What is needed —
Collect every line of the records below that contains the word "toVoter".

Information given —
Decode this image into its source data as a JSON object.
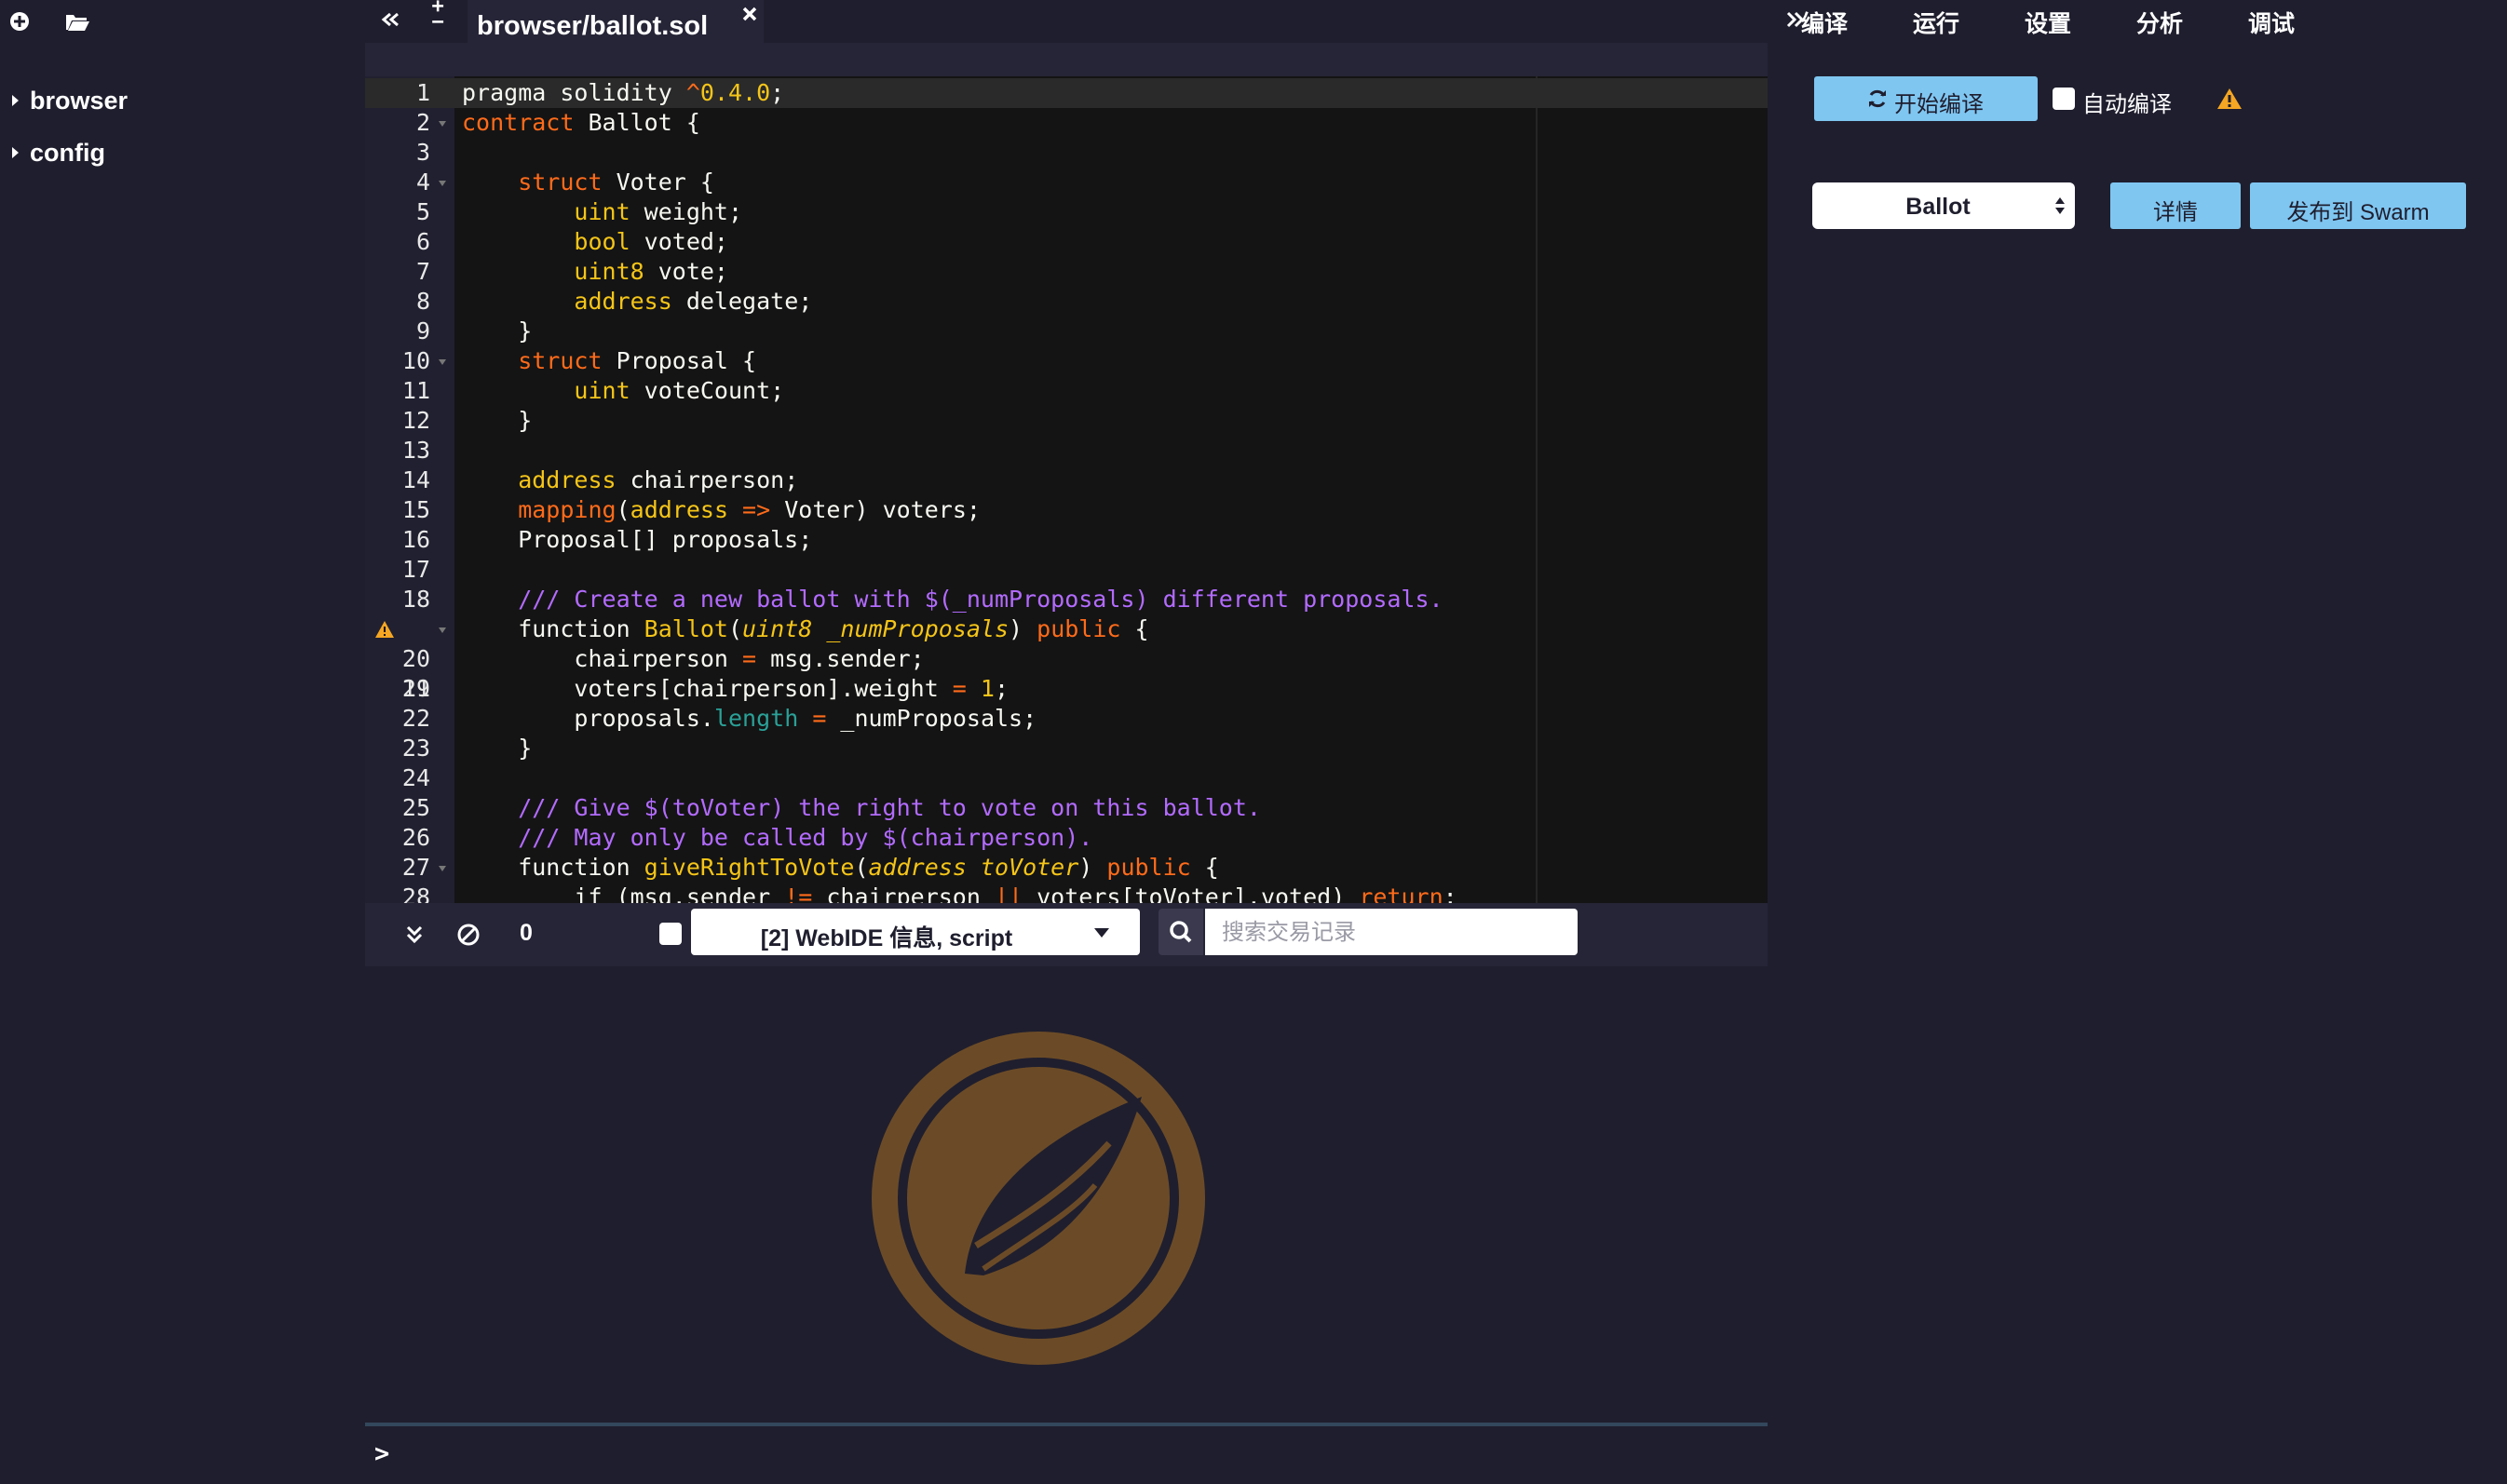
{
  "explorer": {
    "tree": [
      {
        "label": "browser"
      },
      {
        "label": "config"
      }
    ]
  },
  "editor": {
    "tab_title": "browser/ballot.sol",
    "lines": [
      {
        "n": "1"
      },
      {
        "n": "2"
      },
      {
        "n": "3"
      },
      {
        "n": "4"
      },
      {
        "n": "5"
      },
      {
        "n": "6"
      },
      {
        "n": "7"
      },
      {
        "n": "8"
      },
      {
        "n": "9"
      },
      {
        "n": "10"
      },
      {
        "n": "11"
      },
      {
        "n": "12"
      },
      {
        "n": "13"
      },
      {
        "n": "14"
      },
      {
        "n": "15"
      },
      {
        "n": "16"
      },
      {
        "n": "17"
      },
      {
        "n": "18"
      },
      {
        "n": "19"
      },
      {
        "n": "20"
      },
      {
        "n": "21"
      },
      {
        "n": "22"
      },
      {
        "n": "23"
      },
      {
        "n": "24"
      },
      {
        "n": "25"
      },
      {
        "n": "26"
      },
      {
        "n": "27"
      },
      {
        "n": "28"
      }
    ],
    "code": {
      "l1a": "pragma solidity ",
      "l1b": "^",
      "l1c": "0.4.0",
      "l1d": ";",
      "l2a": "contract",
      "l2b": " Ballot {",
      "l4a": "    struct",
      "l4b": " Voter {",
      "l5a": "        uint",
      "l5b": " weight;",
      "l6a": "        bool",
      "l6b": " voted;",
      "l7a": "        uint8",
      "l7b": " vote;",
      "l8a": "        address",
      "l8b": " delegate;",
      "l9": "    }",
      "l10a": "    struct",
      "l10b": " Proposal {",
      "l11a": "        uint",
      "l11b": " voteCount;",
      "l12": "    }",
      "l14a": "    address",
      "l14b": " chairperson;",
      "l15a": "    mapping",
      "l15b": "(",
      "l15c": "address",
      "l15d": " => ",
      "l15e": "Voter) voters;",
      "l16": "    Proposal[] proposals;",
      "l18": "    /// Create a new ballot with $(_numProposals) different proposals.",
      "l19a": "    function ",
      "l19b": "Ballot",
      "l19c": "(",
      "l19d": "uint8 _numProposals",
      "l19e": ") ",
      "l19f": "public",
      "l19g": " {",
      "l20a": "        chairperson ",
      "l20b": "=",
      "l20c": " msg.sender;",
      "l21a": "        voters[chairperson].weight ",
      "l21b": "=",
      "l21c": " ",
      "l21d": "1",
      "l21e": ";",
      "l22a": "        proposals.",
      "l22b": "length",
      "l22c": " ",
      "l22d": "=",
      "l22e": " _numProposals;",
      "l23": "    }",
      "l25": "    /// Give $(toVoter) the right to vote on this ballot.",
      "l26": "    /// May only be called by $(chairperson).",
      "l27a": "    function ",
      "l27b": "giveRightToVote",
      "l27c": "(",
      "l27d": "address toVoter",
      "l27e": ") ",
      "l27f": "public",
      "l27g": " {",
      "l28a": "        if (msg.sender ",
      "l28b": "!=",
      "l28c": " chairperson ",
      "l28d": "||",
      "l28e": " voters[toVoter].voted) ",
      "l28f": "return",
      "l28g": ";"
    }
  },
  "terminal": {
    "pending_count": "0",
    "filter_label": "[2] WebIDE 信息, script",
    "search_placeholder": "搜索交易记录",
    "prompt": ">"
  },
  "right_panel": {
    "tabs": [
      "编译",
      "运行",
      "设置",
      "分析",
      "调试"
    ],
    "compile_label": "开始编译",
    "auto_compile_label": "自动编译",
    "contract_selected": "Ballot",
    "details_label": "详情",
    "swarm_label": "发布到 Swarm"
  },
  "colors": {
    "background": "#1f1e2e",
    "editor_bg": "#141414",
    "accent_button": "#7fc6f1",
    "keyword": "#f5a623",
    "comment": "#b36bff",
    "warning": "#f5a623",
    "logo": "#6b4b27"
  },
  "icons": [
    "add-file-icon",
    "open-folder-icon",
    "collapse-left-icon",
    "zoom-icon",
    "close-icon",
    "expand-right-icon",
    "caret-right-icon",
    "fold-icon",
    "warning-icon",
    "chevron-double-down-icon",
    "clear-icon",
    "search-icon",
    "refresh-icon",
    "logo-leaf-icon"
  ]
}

Response to the exercise —
      "l25": "    /// Give $(toVoter) the right to vote on this ballot.",
      "l27d": "address toVoter",
      "l28e": " voters[toVoter].voted) ",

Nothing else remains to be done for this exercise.